- What to do -
If a line in the records below contains the word "image", copy it.

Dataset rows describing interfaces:
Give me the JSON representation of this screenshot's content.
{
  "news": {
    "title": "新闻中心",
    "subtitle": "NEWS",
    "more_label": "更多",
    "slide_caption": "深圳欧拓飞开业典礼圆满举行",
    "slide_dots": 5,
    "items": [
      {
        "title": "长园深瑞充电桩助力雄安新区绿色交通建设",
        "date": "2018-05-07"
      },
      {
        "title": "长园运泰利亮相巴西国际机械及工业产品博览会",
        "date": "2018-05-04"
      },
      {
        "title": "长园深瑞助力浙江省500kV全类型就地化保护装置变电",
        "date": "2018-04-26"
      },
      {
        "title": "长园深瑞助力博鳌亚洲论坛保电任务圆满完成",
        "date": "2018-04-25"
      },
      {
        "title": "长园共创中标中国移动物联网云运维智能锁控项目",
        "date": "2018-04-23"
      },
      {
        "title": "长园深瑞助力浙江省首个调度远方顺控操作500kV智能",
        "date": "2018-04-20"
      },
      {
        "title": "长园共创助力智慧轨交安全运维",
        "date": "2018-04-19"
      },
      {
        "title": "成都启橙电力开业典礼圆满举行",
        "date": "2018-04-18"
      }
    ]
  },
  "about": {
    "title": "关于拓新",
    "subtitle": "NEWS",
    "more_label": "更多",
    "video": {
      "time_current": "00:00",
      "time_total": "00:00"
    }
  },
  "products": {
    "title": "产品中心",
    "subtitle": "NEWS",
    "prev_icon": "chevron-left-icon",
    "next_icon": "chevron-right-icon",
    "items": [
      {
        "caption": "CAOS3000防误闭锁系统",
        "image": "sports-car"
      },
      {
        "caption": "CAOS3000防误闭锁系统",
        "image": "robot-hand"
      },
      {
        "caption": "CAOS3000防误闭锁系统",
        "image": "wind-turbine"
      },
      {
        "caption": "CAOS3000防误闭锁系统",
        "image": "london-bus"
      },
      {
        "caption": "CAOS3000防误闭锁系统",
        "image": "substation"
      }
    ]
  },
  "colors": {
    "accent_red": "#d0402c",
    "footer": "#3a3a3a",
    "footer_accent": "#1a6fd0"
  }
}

- Problem solution -
        "image": "sports-car"
        "image": "robot-hand"
        "image": "wind-turbine"
        "image": "london-bus"
        "image": "substation"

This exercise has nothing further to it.